As the top cancer researchers gather in Chicago, the world's largest CRO is weighing in on how best to steer the future of oncology drug development, arguing that picking the right patients and biomarkers in early stages can mean the difference between a blockbuster and a late-phase failure.
Between billion-dollar IPOs and big-name exclusive partnerships, it's a good time to be a giant in the CRO world. However, all the recent consolidation has made it harder for mid-size outfits to compete, as medium-capped players lack the capacity to challenge heavyweights and don't offer the kind of niche services that keep small CROs afloat.
Global CRO Quintiles is planning to slash 400 jobs this year, the company disclosed in a regulatory filing, primarily from its product development and healthcare services departments.
Amid repeated pipeline struggles and an R&D re-think, Merck KGaA has signed an exclusive deal with the newly public Quintiles, launching a novel collaboration that will give the CRO a seat at the decisionmaking table.
In the pact, investigators at Merck Serono will join hands with experts at Quintiles to shape and guide the company's R&D strategy while the CRO manages trial planning and execution from Phase I through post-marketing studies.
After months of rumor, vagary and anticipation, global CRO Quintiles is finally a public company, raising a total of $947 million after tendering more shares than initially planned.
The biopharma industry racked up two more IPOs thisweek, with the monster deal for pharma services firm Quintiles and public debut of MS drug developer Receptos.
The global CRO Quintiles won some enthusiastic support for its IPO, raising close to a billion dollars for the company and its top investors after hiking the number of shares sold at the top of its range. With investor demand running hot, Quintiles wound up selling 23.7 million shares at $40 each, raking in $947 million as market bulls push the Dow ever higher.
Up until now, the FDA has reserved its new "breakthrough" designation for a Who's Who in drug development, with high-profile companies like J&J, Merck and Novartis touting their scores at the agency. But now the FDA has delivered the coveted designation to Durham, NC-based ScioDerm, a little-known start-up that just landed its Series A of $16 million. And its success is blazing a path others can follow.

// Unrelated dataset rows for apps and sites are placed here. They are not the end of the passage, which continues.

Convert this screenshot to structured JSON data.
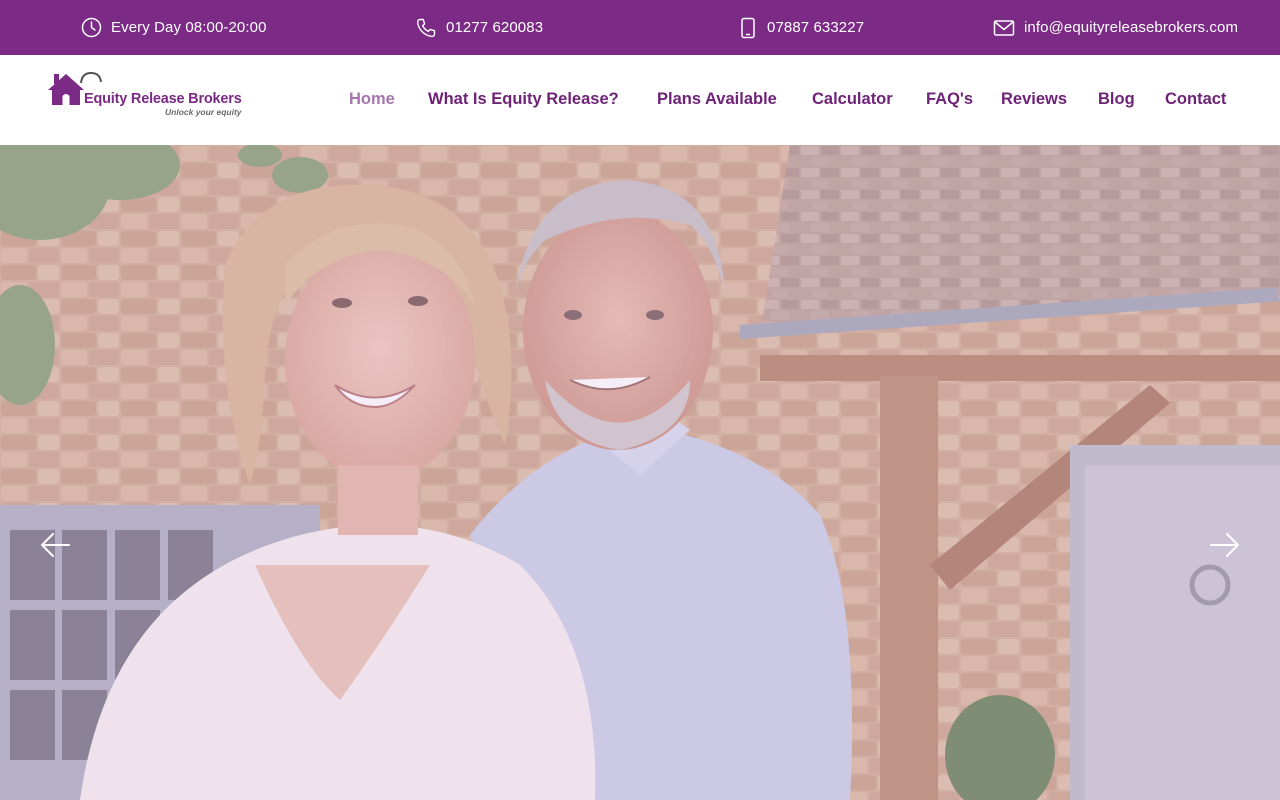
{
  "topbar": {
    "hours": "Every Day 08:00-20:00",
    "phone": "01277 620083",
    "mobile": "07887 633227",
    "email": "info@equityreleasebrokers.com",
    "icons": [
      "clock-icon",
      "phone-icon",
      "mobile-icon",
      "envelope-icon"
    ]
  },
  "logo": {
    "name": "Equity Release Brokers",
    "tagline": "Unlock your equity"
  },
  "nav": {
    "items": [
      {
        "label": "Home",
        "active": true
      },
      {
        "label": "What Is Equity Release?"
      },
      {
        "label": "Plans Available"
      },
      {
        "label": "Calculator"
      },
      {
        "label": "FAQ's"
      },
      {
        "label": "Reviews"
      },
      {
        "label": "Blog"
      },
      {
        "label": "Contact"
      }
    ]
  },
  "hero": {
    "image": "smiling-senior-couple-outside-stone-cottage",
    "controls": [
      "arrow-left-icon",
      "arrow-right-icon"
    ]
  },
  "colors": {
    "brand_purple": "#7b2a85",
    "nav_text": "#6f2378",
    "nav_active": "#a674ae",
    "topbar_text": "#ffffff"
  }
}
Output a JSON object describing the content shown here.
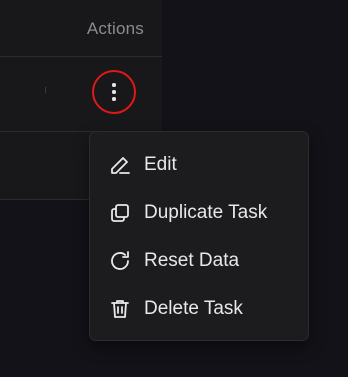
{
  "table": {
    "header": {
      "actions_label": "Actions"
    }
  },
  "menu": {
    "items": [
      {
        "label": "Edit",
        "icon": "pencil-icon"
      },
      {
        "label": "Duplicate Task",
        "icon": "copy-icon"
      },
      {
        "label": "Reset Data",
        "icon": "rotate-cw-icon"
      },
      {
        "label": "Delete Task",
        "icon": "trash-icon"
      }
    ]
  },
  "colors": {
    "background": "#131218",
    "table_bg": "#18181b",
    "menu_bg": "#1c1b1e",
    "highlight_ring": "#e01818",
    "text": "#e8e8ea",
    "header_text": "#8b8b90"
  }
}
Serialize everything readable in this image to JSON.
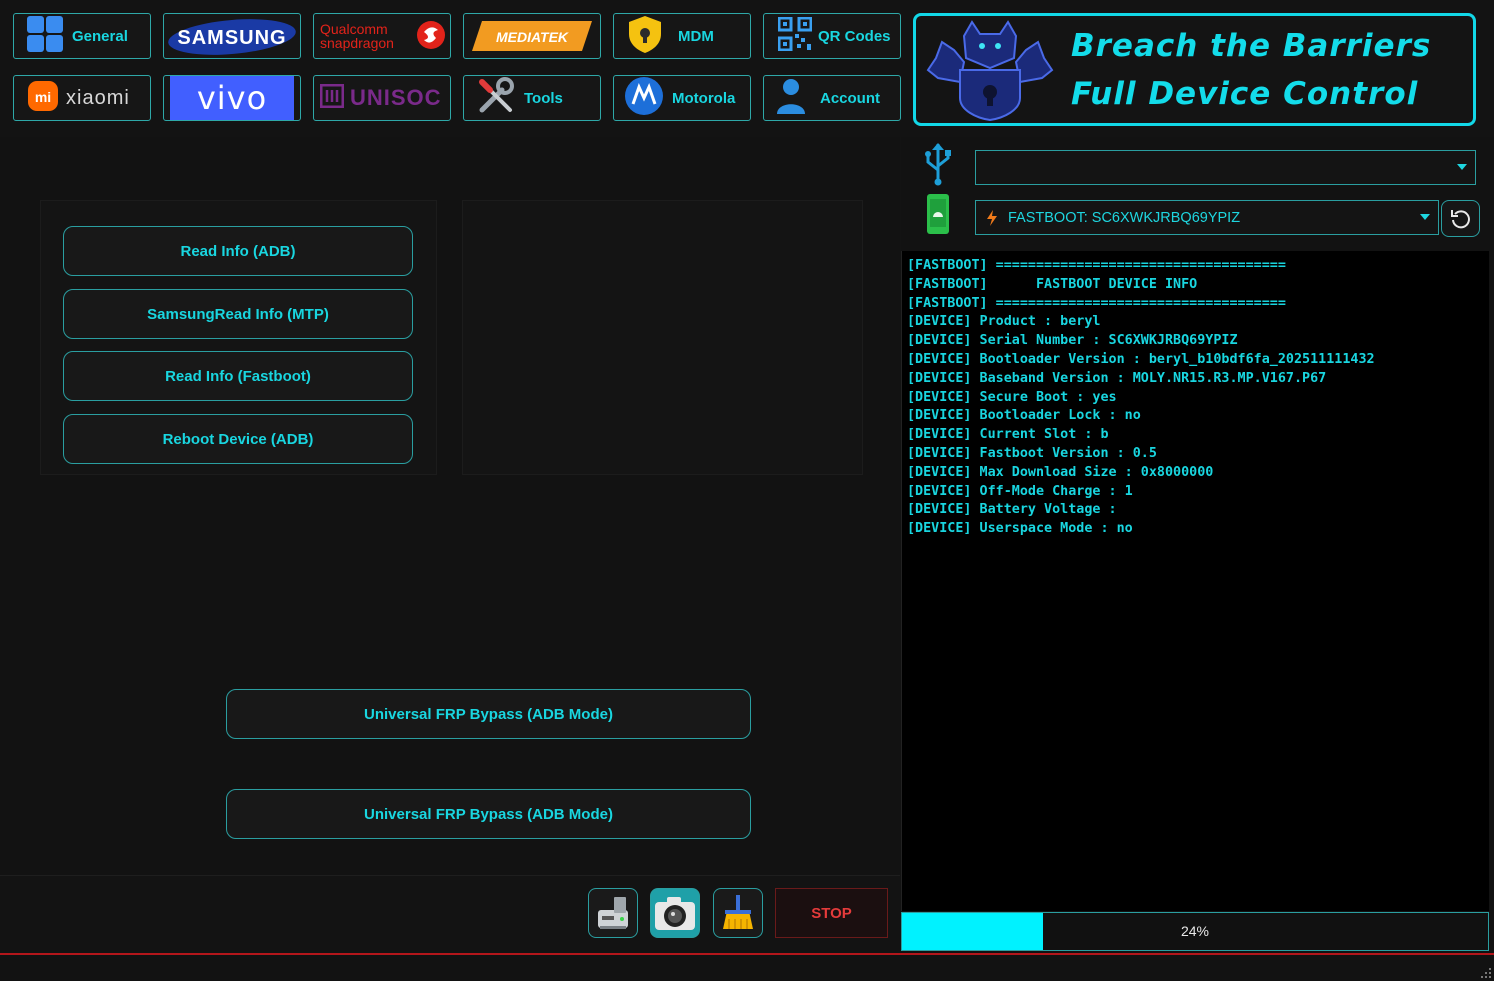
{
  "tabs_row1": [
    {
      "label": "General",
      "icon": "grid-icon"
    },
    {
      "label": "SAMSUNG",
      "icon": "samsung-logo"
    },
    {
      "label": "Qualcomm snapdragon",
      "icon": "snapdragon-logo"
    },
    {
      "label": "MEDIATEK",
      "icon": "mediatek-logo"
    },
    {
      "label": "MDM",
      "icon": "shield-lock-icon"
    },
    {
      "label": "QR Codes",
      "icon": "qr-code-icon"
    }
  ],
  "tabs_row2": [
    {
      "label": "xiaomi",
      "icon": "mi-logo"
    },
    {
      "label": "vivo",
      "icon": "vivo-logo"
    },
    {
      "label": "UNISOC",
      "icon": "unisoc-logo"
    },
    {
      "label": "Tools",
      "icon": "wrench-screwdriver-icon"
    },
    {
      "label": "Motorola",
      "icon": "motorola-logo"
    },
    {
      "label": "Account",
      "icon": "user-icon"
    }
  ],
  "banner": {
    "line1": "Breach the Barriers",
    "line2": "Full Device Control",
    "logo": "cerberus-lock-logo"
  },
  "buttons": {
    "read_adb": "Read Info (ADB)",
    "samsung_mtp": "SamsungRead Info (MTP)",
    "read_fastboot": "Read Info (Fastboot)",
    "reboot_adb": "Reboot Device (ADB)",
    "frp1": "Universal FRP Bypass (ADB Mode)",
    "frp2": "Universal FRP Bypass (ADB Mode)",
    "stop": "STOP"
  },
  "port_select": {
    "value": ""
  },
  "device_select": {
    "value": "FASTBOOT: SC6XWKJRBQ69YPIZ"
  },
  "console_lines": [
    "[FASTBOOT] ====================================",
    "[FASTBOOT]      FASTBOOT DEVICE INFO",
    "[FASTBOOT] ====================================",
    "[DEVICE] Product : beryl",
    "[DEVICE] Serial Number : SC6XWKJRBQ69YPIZ",
    "[DEVICE] Bootloader Version : beryl_b10bdf6fa_202511111432",
    "[DEVICE] Baseband Version : MOLY.NR15.R3.MP.V167.P67",
    "[DEVICE] Secure Boot : yes",
    "[DEVICE] Bootloader Lock : no",
    "[DEVICE] Current Slot : b",
    "[DEVICE] Fastboot Version : 0.5",
    "[DEVICE] Max Download Size : 0x8000000",
    "[DEVICE] Off-Mode Charge : 1",
    "[DEVICE] Battery Voltage :",
    "[DEVICE] Userspace Mode : no"
  ],
  "progress": {
    "value": 0.24,
    "label": "24%"
  },
  "colors": {
    "accent": "#19d6e0",
    "stop": "#e43b3b",
    "progress": "#00f2ff",
    "vivo_bg": "#415fff"
  }
}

Quintiles has finally affixed a price tag to its long-held plans to go public, plotting to raise about $790 million and pay down its outstanding debt.